Perhaps the largest and most prominent political question that Americans are asking themselves today is whether or not Donald Trump makes it to 2024 election a free, (or legally unencumbered), man.
The former Commander in Chief is facing a number of litigious lurches in 2023, ranging from the criminal referrals made to the DOJ by the January 6th select committee, to a massive tax case against his organization in New York.
But perhaps his most serious and salient threat comes from the Peach State, where recent comments by the Fulton County District Attorney seem to indicate that there could be criminal charges forthcoming.
Former President Donald Trump and his allies have been put on notice by a prosecutor, but the warning didn’t come from anyone at the Justice Department.
It was from a Georgia prosecutor who indicated she was likely to seek criminal charges soon in a two-year election subversion probe. In trying to block the release of a special grand jury’s report, Fulton County District Attorney Fani Willis argued in court last week that decisions in the case were “imminent” and that the report’s publication could jeopardize the rights of “future defendants.”

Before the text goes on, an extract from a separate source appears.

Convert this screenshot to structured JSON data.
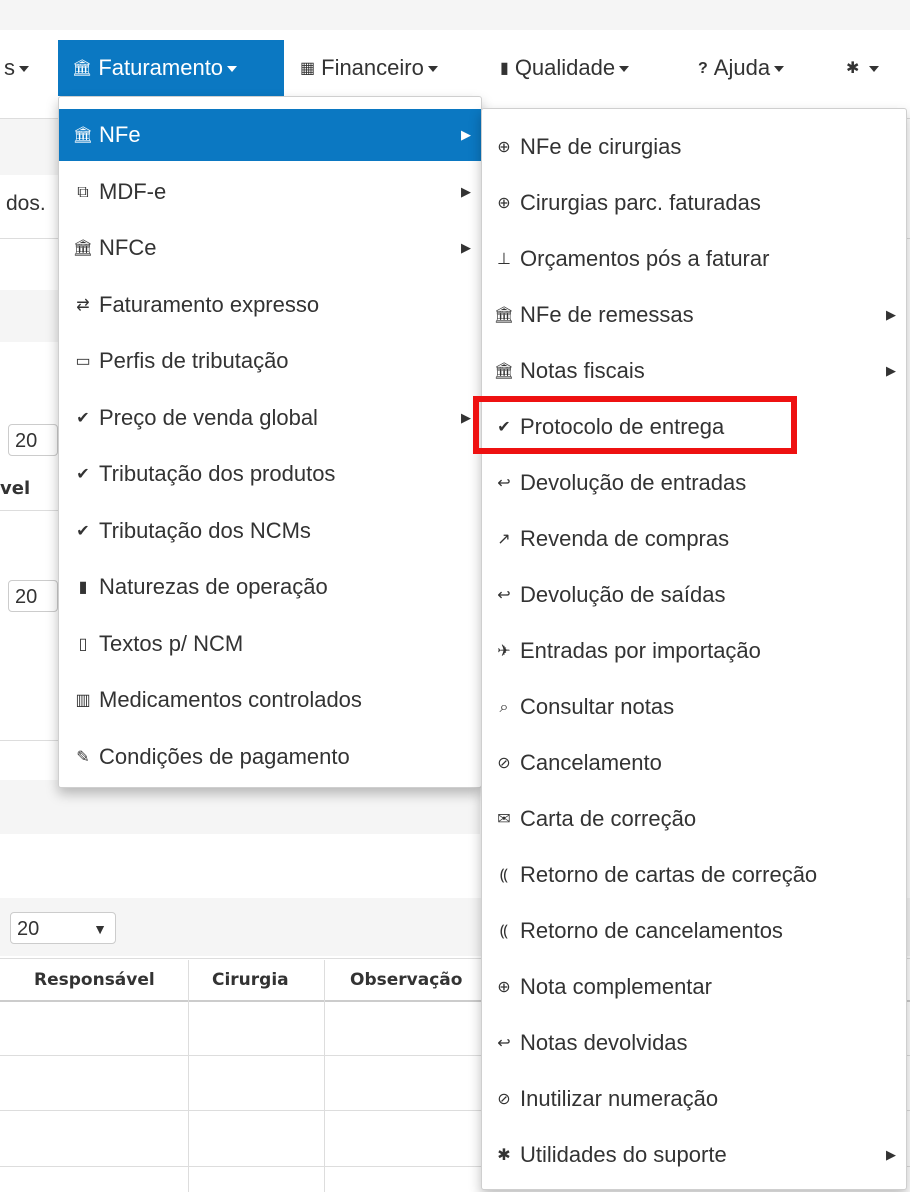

Though Willis, a Democrat, didn’t mention Trump by name, her comments marked the first time a prosecutor in any of several current investigations tied to the Republican former president has hinted that charges could be forthcoming. The remarks ratcheted anticipation that an investigation focused, in part, on Trump’s call with Georgia’s secretary of state could conclude before ongoing federal probes.
Experts seemed to agree that the Georgia case is moving quickly.
“I expect to see indictments in Fulton County before I see any federal indictments,” said Clark Cunningham, a Georgia State University law professor.
“She wouldn’t be talking about the release of the report creating prejudice to potential future defendants unless she saw in the report peoples’ names who she saw as potential future defendants,” he added.
Trump maintains that he did nothing wrong in regard to his post-election conversations with Georgia officials, claiming that Willis’ investigation is a politically-motivated hit job that is outside of the scope of her duty.